WHAT YOU HAVE TO DO:
Every entry must be repeated exactly. Exclude all pictures.

RECORD EXCERPTS:
# # #

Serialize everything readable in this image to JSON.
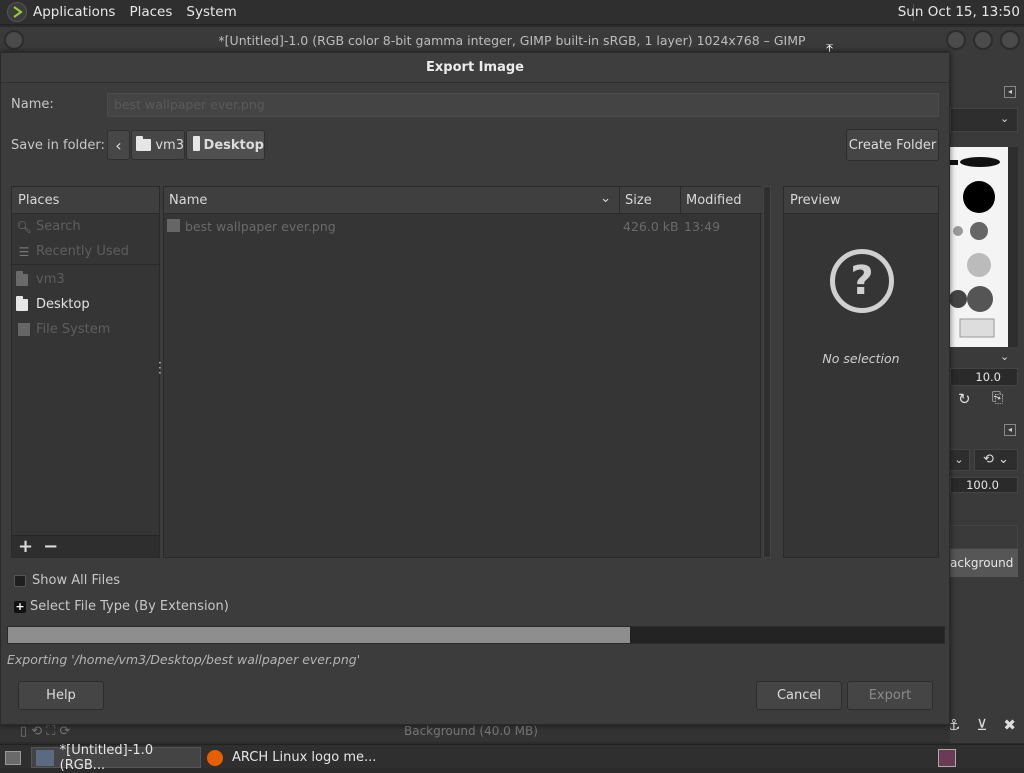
{
  "top_panel": {
    "menus": [
      "Applications",
      "Places",
      "System"
    ],
    "clock": "Sun Oct 15, 13:50"
  },
  "gimp_window": {
    "title": "*[Untitled]-1.0 (RGB color 8-bit gamma integer, GIMP built-in sRGB, 1 layer) 1024x768 – GIMP",
    "brush_size": "10.0",
    "opacity": "100.0",
    "layer_name_fragment": "ackground",
    "bottom_layer_text": "Background (40.0 MB)"
  },
  "dialog": {
    "title": "Export Image",
    "name_label": "Name:",
    "name_value": "best wallpaper ever.png",
    "save_in_label": "Save in folder:",
    "path": [
      "vm3",
      "Desktop"
    ],
    "create_folder": "Create Folder",
    "places": {
      "header": "Places",
      "items": [
        {
          "label": "Search",
          "icon": "search-icon",
          "enabled": false
        },
        {
          "label": "Recently Used",
          "icon": "recent-icon",
          "enabled": false
        },
        {
          "label": "vm3",
          "icon": "folder-icon",
          "enabled": false
        },
        {
          "label": "Desktop",
          "icon": "folder-icon",
          "enabled": true
        },
        {
          "label": "File System",
          "icon": "drive-icon",
          "enabled": false
        }
      ]
    },
    "files": {
      "columns": [
        "Name",
        "Size",
        "Modified"
      ],
      "rows": [
        {
          "name": "best wallpaper ever.png",
          "size": "426.0 kB",
          "modified": "13:49"
        }
      ]
    },
    "preview": {
      "header": "Preview",
      "empty_text": "No selection"
    },
    "show_all_files": "Show All Files",
    "select_file_type": "Select File Type (By Extension)",
    "progress": 0.665,
    "status": "Exporting '/home/vm3/Desktop/best wallpaper ever.png'",
    "help": "Help",
    "cancel": "Cancel",
    "export": "Export"
  },
  "taskbar": {
    "tasks": [
      "*[Untitled]-1.0 (RGB...",
      "ARCH Linux logo me..."
    ]
  }
}
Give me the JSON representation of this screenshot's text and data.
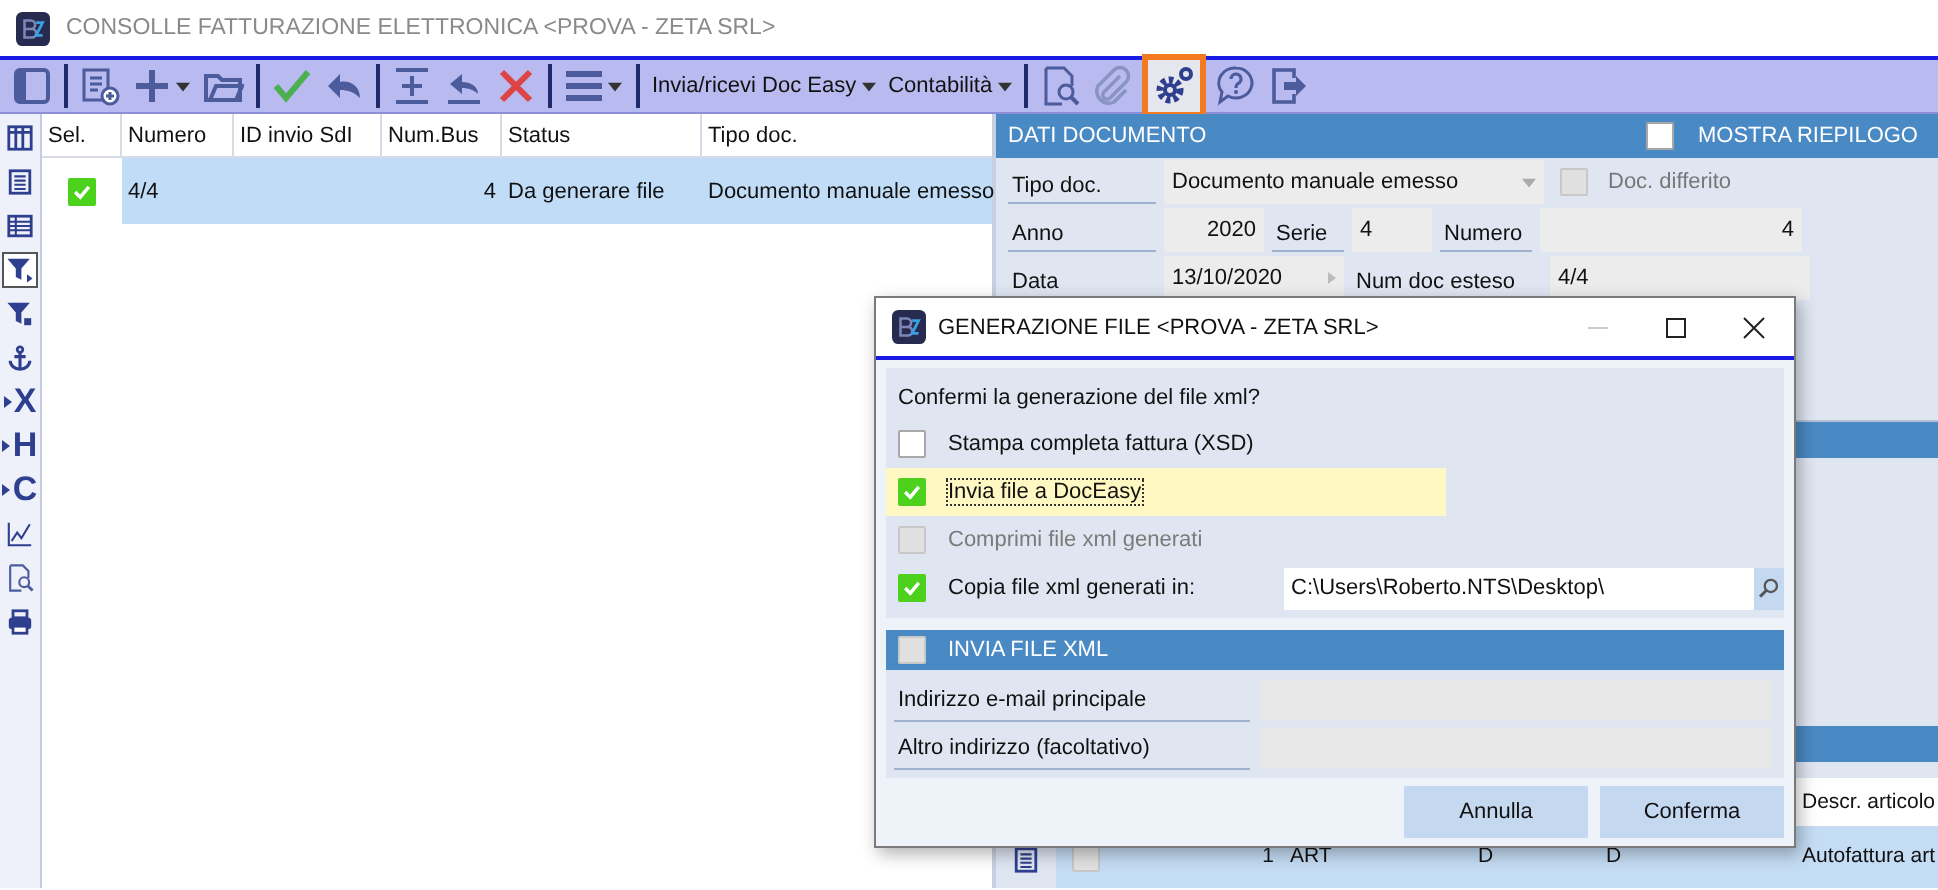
{
  "window": {
    "title": "CONSOLLE FATTURAZIONE ELETTRONICA <PROVA - ZETA SRL>"
  },
  "toolbar": [
    {
      "kind": "panel",
      "highlighted": false
    },
    {
      "kind": "separator"
    },
    {
      "kind": "new-list",
      "highlighted": false
    },
    {
      "kind": "add",
      "dropdown": true,
      "highlighted": false
    },
    {
      "kind": "folder",
      "highlighted": false
    },
    {
      "kind": "separator"
    },
    {
      "kind": "check",
      "highlighted": false
    },
    {
      "kind": "undo",
      "highlighted": false
    },
    {
      "kind": "separator"
    },
    {
      "kind": "insert-row",
      "highlighted": false
    },
    {
      "kind": "undo-row",
      "highlighted": false
    },
    {
      "kind": "delete",
      "highlighted": false
    },
    {
      "kind": "separator"
    },
    {
      "kind": "menu",
      "dropdown": true,
      "highlighted": false
    },
    {
      "kind": "separator"
    },
    {
      "kind": "text",
      "label": "Invia/ricevi Doc Easy",
      "dropdown": true,
      "highlighted": false
    },
    {
      "kind": "text",
      "label": "Contabilità",
      "dropdown": true,
      "highlighted": false
    },
    {
      "kind": "separator"
    },
    {
      "kind": "doc-search",
      "highlighted": false
    },
    {
      "kind": "paperclip",
      "highlighted": false
    },
    {
      "kind": "gears",
      "highlighted": true
    },
    {
      "kind": "help",
      "highlighted": false
    },
    {
      "kind": "exit",
      "highlighted": false
    }
  ],
  "side_tools": [
    {
      "kind": "columns",
      "selected": false
    },
    {
      "kind": "list",
      "selected": false
    },
    {
      "kind": "grid",
      "selected": false
    },
    {
      "kind": "filter",
      "selected": true
    },
    {
      "kind": "filter-small",
      "selected": false
    },
    {
      "kind": "anchor",
      "selected": false
    },
    {
      "kind": "letter",
      "label": "X",
      "selected": false
    },
    {
      "kind": "letter",
      "label": "H",
      "selected": false
    },
    {
      "kind": "letter",
      "label": "C",
      "selected": false
    },
    {
      "kind": "chart",
      "selected": false
    },
    {
      "kind": "doc-search",
      "selected": false
    },
    {
      "kind": "printer",
      "selected": false
    }
  ],
  "grid": {
    "columns": [
      "Sel.",
      "Numero",
      "ID invio SdI",
      "Num.Bus",
      "Status",
      "Tipo doc."
    ],
    "rows": [
      {
        "selected": true,
        "checked": true,
        "cells": [
          null,
          "4/4",
          "",
          "4",
          "Da generare file",
          "Documento manuale emesso"
        ]
      }
    ]
  },
  "document_panel": {
    "title": "DATI DOCUMENTO",
    "show_summary": {
      "label": "MOSTRA RIEPILOGO",
      "checked": false
    },
    "tipo_doc": {
      "label": "Tipo doc.",
      "value": "Documento manuale emesso"
    },
    "doc_differito": {
      "label": "Doc. differito",
      "checked": false,
      "disabled": true
    },
    "anno": {
      "label": "Anno",
      "value": "2020"
    },
    "serie": {
      "label": "Serie",
      "value": "4"
    },
    "numero": {
      "label": "Numero",
      "value": "4"
    },
    "data": {
      "label": "Data",
      "value": "13/10/2020"
    },
    "num_doc_esteso": {
      "label": "Num doc esteso",
      "value": "4/4"
    }
  },
  "rows_panel": {
    "columns": [
      null,
      null,
      null,
      null,
      "Descr. articolo"
    ],
    "rows": [
      {
        "checked": false,
        "cells": [
          "1",
          "ART",
          "D",
          "D",
          "Autofattura art"
        ]
      }
    ]
  },
  "dialog": {
    "title": "GENERAZIONE FILE <PROVA - ZETA SRL>",
    "question": "Confermi la generazione del file xml?",
    "options": [
      {
        "kind": "checkbox",
        "label": "Stampa completa fattura (XSD)",
        "checked": false,
        "disabled": false,
        "focused": false
      },
      {
        "kind": "checkbox",
        "label": "Invia file a DocEasy",
        "checked": true,
        "disabled": false,
        "focused": true
      },
      {
        "kind": "checkbox",
        "label": "Comprimi file xml generati",
        "checked": false,
        "disabled": true,
        "focused": false
      },
      {
        "kind": "path",
        "label": "Copia file xml generati in:",
        "checked": true,
        "disabled": false,
        "focused": false,
        "value": "C:\\Users\\Roberto.NTS\\Desktop\\"
      }
    ],
    "send_section": {
      "title": "INVIA FILE XML",
      "checked": false,
      "disabled": true,
      "fields": [
        {
          "label": "Indirizzo e-mail principale",
          "disabled": true
        },
        {
          "label": "Altro indirizzo (facoltativo)",
          "disabled": true
        }
      ]
    },
    "buttons": [
      {
        "label": "Annulla"
      },
      {
        "label": "Conferma"
      }
    ]
  }
}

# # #

RESPONSE BOX:
Serialize everything readable in this image to JSON.
{
  "top_panel": {
    "menus": [
      "Applications",
      "Places",
      "System"
    ],
    "clock": "Sun Oct 15, 13:50"
  },
  "gimp_window": {
    "title": "*[Untitled]-1.0 (RGB color 8-bit gamma integer, GIMP built-in sRGB, 1 layer) 1024x768 – GIMP",
    "brush_size": "10.0",
    "opacity": "100.0",
    "layer_name_fragment": "ackground",
    "bottom_layer_text": "Background (40.0 MB)"
  },
  "dialog": {
    "title": "Export Image",
    "name_label": "Name:",
    "name_value": "best wallpaper ever.png",
    "save_in_label": "Save in folder:",
    "path": [
      "vm3",
      "Desktop"
    ],
    "create_folder": "Create Folder",
    "places": {
      "header": "Places",
      "items": [
        {
          "label": "Search",
          "icon": "search-icon",
          "enabled": false
        },
        {
          "label": "Recently Used",
          "icon": "recent-icon",
          "enabled": false
        },
        {
          "label": "vm3",
          "icon": "folder-icon",
          "enabled": false
        },
        {
          "label": "Desktop",
          "icon": "folder-icon",
          "enabled": true
        },
        {
          "label": "File System",
          "icon": "drive-icon",
          "enabled": false
        }
      ]
    },
    "files": {
      "columns": [
        "Name",
        "Size",
        "Modified"
      ],
      "rows": [
        {
          "name": "best wallpaper ever.png",
          "size": "426.0 kB",
          "modified": "13:49"
        }
      ]
    },
    "preview": {
      "header": "Preview",
      "empty_text": "No selection"
    },
    "show_all_files": "Show All Files",
    "select_file_type": "Select File Type (By Extension)",
    "progress": 0.665,
    "status": "Exporting '/home/vm3/Desktop/best wallpaper ever.png'",
    "help": "Help",
    "cancel": "Cancel",
    "export": "Export"
  },
  "taskbar": {
    "tasks": [
      "*[Untitled]-1.0 (RGB...",
      "ARCH Linux logo me..."
    ]
  }
}
Give me the JSON representation of this screenshot's text and data.
{
  "window": {
    "title": "CONSOLLE FATTURAZIONE ELETTRONICA <PROVA - ZETA SRL>"
  },
  "toolbar": [
    {
      "kind": "panel",
      "highlighted": false
    },
    {
      "kind": "separator"
    },
    {
      "kind": "new-list",
      "highlighted": false
    },
    {
      "kind": "add",
      "dropdown": true,
      "highlighted": false
    },
    {
      "kind": "folder",
      "highlighted": false
    },
    {
      "kind": "separator"
    },
    {
      "kind": "check",
      "highlighted": false
    },
    {
      "kind": "undo",
      "highlighted": false
    },
    {
      "kind": "separator"
    },
    {
      "kind": "insert-row",
      "highlighted": false
    },
    {
      "kind": "undo-row",
      "highlighted": false
    },
    {
      "kind": "delete",
      "highlighted": false
    },
    {
      "kind": "separator"
    },
    {
      "kind": "menu",
      "dropdown": true,
      "highlighted": false
    },
    {
      "kind": "separator"
    },
    {
      "kind": "text",
      "label": "Invia/ricevi Doc Easy",
      "dropdown": true,
      "highlighted": false
    },
    {
      "kind": "text",
      "label": "Contabilità",
      "dropdown": true,
      "highlighted": false
    },
    {
      "kind": "separator"
    },
    {
      "kind": "doc-search",
      "highlighted": false
    },
    {
      "kind": "paperclip",
      "highlighted": false
    },
    {
      "kind": "gears",
      "highlighted": true
    },
    {
      "kind": "help",
      "highlighted": false
    },
    {
      "kind": "exit",
      "highlighted": false
    }
  ],
  "side_tools": [
    {
      "kind": "columns",
      "selected": false
    },
    {
      "kind": "list",
      "selected": false
    },
    {
      "kind": "grid",
      "selected": false
    },
    {
      "kind": "filter",
      "selected": true
    },
    {
      "kind": "filter-small",
      "selected": false
    },
    {
      "kind": "anchor",
      "selected": false
    },
    {
      "kind": "letter",
      "label": "X",
      "selected": false
    },
    {
      "kind": "letter",
      "label": "H",
      "selected": false
    },
    {
      "kind": "letter",
      "label": "C",
      "selected": false
    },
    {
      "kind": "chart",
      "selected": false
    },
    {
      "kind": "doc-search",
      "selected": false
    },
    {
      "kind": "printer",
      "selected": false
    }
  ],
  "grid": {
    "columns": [
      "Sel.",
      "Numero",
      "ID invio SdI",
      "Num.Bus",
      "Status",
      "Tipo doc."
    ],
    "rows": [
      {
        "selected": true,
        "checked": true,
        "cells": [
          null,
          "4/4",
          "",
          "4",
          "Da generare file",
          "Documento manuale emesso"
        ]
      }
    ]
  },
  "document_panel": {
    "title": "DATI DOCUMENTO",
    "show_summary": {
      "label": "MOSTRA RIEPILOGO",
      "checked": false
    },
    "tipo_doc": {
      "label": "Tipo doc.",
      "value": "Documento manuale emesso"
    },
    "doc_differito": {
      "label": "Doc. differito",
      "checked": false,
      "disabled": true
    },
    "anno": {
      "label": "Anno",
      "value": "2020"
    },
    "serie": {
      "label": "Serie",
      "value": "4"
    },
    "numero": {
      "label": "Numero",
      "value": "4"
    },
    "data": {
      "label": "Data",
      "value": "13/10/2020"
    },
    "num_doc_esteso": {
      "label": "Num doc esteso",
      "value": "4/4"
    }
  },
  "rows_panel": {
    "columns": [
      null,
      null,
      null,
      null,
      "Descr. articolo"
    ],
    "rows": [
      {
        "checked": false,
        "cells": [
          "1",
          "ART",
          "D",
          "D",
          "Autofattura art"
        ]
      }
    ]
  },
  "dialog": {
    "title": "GENERAZIONE FILE <PROVA - ZETA SRL>",
    "question": "Confermi la generazione del file xml?",
    "options": [
      {
        "kind": "checkbox",
        "label": "Stampa completa fattura (XSD)",
        "checked": false,
        "disabled": false,
        "focused": false
      },
      {
        "kind": "checkbox",
        "label": "Invia file a DocEasy",
        "checked": true,
        "disabled": false,
        "focused": true
      },
      {
        "kind": "checkbox",
        "label": "Comprimi file xml generati",
        "checked": false,
        "disabled": true,
        "focused": false
      },
      {
        "kind": "path",
        "label": "Copia file xml generati in:",
        "checked": true,
        "disabled": false,
        "focused": false,
        "value": "C:\\Users\\Roberto.NTS\\Desktop\\"
      }
    ],
    "send_section": {
      "title": "INVIA FILE XML",
      "checked": false,
      "disabled": true,
      "fields": [
        {
          "label": "Indirizzo e-mail principale",
          "disabled": true
        },
        {
          "label": "Altro indirizzo (facoltativo)",
          "disabled": true
        }
      ]
    },
    "buttons": [
      {
        "label": "Annulla"
      },
      {
        "label": "Conferma"
      }
    ]
  }
}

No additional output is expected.